How do they do it? Desert Bus is the world’s first live-streamed video game marathon fundraiser, during which the participants, a team that has grown to around 60 volunteers, play what is one of the worst video games ever made, and certainly the most tedious. The game, Desert Bus for the Sega CD, has a simple goal: drive a bus along a perfectly straight road between Tucson and Las Vegas. It’s an eight-hour trip with no curves, no traffic, and no challenge to speak of, beyond a slight issue where the bus slowly lists to the right, requiring constant adjustment to keep it from veering off the road. The drivers must keep near-constant focus to keep the bus from crashing, which is no small feat for three reasons: the game is intensely boring, they’re driving in 12-hour shifts, and the room around them is filled with excitement, hilarity, and positivity. The longer people keep donating, the longer they have to play.
While the game is the ostensible draw for Desert Bus for Hope, that last point is the real reason the live-stream has had a steady audience in the 4,000 – 5,000 range since this year’s run kicked off on November 17. The driver is never alone: there’s always a host of other volunteers in the room performing skits and songs, chatting casually, accepting challenges from the viewers, and auctioning off or giving away prizes donated by absurdly talented crafters. The real meat of Desert Bus comes with sinking in to watch for a good length of time, and just revelling in the fun, the positivity, and the hope mentioned in the event’s title.
That tone of the event, the good-naturedness of it all, permeates every aspect of the week. Even beyond the fact that the volunteers putting on the event are putting in an incredible amount of effort and time to raise a massive amount of money for charity, over the course of the week, you’ll realize that they are also a group of wonderful, caring people. It’s from the little things, like making a point to use inclusive language such as welcoming people of all genders rather than “ladies and gentlemen,” or making the event family friendly by replacing swear words with the word “bus” (though slip-ups happen with unsurprisingly regularity). There are bigger gestures, too: there’s a blanket ban on discussing current events (namely politics) on camera or in the chatroom, and more so than ever this year, that’s a much needed reprieve.

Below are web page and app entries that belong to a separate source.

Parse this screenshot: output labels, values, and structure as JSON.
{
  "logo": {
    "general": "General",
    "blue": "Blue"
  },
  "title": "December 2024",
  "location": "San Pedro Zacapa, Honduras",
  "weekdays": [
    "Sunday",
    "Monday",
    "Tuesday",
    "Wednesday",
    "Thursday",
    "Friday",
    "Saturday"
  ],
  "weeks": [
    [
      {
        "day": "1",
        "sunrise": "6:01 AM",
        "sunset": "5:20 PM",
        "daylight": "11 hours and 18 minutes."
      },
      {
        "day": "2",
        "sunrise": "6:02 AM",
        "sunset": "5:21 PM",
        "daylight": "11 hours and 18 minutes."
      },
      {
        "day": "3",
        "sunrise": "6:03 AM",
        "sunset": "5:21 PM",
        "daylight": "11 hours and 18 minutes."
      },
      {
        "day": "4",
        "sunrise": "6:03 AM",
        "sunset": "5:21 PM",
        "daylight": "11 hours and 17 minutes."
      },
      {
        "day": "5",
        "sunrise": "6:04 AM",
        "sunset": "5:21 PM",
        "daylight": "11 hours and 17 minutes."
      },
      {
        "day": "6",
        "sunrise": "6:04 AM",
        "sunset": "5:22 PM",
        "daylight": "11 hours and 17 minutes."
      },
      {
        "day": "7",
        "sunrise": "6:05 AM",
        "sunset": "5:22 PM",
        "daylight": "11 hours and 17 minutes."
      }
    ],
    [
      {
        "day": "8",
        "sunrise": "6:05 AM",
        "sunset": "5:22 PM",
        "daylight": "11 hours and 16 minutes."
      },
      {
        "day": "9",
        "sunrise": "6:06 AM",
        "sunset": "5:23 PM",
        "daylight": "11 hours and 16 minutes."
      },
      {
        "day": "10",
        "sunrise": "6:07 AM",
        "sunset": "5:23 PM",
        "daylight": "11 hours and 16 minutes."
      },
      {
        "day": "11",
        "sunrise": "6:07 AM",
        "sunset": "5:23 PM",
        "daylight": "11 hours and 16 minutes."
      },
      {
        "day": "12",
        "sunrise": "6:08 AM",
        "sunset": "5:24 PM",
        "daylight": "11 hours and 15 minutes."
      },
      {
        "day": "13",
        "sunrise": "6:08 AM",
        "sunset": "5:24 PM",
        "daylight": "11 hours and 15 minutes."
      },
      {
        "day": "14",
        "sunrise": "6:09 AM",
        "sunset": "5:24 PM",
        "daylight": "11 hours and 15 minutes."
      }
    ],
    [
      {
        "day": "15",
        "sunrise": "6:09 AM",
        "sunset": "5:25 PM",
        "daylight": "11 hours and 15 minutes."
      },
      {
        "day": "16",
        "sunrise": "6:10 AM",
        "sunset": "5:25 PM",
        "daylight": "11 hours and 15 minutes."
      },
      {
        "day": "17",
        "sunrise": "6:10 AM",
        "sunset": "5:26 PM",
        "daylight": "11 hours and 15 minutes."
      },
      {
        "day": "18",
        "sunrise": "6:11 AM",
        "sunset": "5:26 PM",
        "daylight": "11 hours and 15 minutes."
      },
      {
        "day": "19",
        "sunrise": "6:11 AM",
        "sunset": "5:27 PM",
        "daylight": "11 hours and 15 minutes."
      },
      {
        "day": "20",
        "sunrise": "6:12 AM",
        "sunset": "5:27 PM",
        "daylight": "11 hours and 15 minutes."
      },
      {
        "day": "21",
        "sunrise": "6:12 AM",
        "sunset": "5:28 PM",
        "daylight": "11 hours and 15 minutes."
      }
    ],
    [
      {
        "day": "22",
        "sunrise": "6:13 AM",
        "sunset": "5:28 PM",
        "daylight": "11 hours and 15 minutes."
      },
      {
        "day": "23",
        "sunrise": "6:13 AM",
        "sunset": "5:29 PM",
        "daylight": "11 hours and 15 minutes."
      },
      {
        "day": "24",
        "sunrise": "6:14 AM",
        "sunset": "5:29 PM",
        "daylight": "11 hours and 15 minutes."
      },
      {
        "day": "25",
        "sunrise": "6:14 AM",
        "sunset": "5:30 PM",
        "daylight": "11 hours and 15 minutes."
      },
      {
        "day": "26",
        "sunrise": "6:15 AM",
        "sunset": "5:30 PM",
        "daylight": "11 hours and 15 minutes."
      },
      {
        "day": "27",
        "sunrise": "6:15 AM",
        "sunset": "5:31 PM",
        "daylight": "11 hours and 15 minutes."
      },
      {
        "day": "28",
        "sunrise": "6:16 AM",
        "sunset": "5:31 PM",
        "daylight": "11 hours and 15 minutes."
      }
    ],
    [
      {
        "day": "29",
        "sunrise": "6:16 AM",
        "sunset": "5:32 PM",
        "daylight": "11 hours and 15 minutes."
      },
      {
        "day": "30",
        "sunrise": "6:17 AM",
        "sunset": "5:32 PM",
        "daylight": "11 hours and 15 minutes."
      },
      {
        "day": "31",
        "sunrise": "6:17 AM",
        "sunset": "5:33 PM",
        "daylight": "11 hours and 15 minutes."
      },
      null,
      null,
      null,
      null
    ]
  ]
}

We can’t, and shouldn’t, hide from the myriad of turmoils going on in the world right now, but we also can’t immerse ourselves in them 24/7, all year long. We have to take breaks, to have a chance to laugh until we cry, to get lost in the crazy shenanigans until we realize it’s 4:00 a.m., and to immerse ourselves in an overpowering environment of positivity and love. For me, Desert Bus is that week, and this is my eighth year of that tradition. As much as possible without failing classes or skipping out on work, I dedicate this week to relaxing and recharging with a group of people who remind me that, for all of the world’s problems, it’s filled with genuinely amazing, caring, generous people. That’s where the hope part comes from, and if the world has enough people as amazing as the ones involved in Desert Bus, both on screen, and the thousands of supporters around the world, I think we can have some hope for the future.
If you want to join in on the adventure, Desert Bus for Hope will be streaming until sometime late Thursday, November 23, or early November 24, depending on donations. You can watch, join the chat, challenge the volunteers, or donate at www.desertbus.org.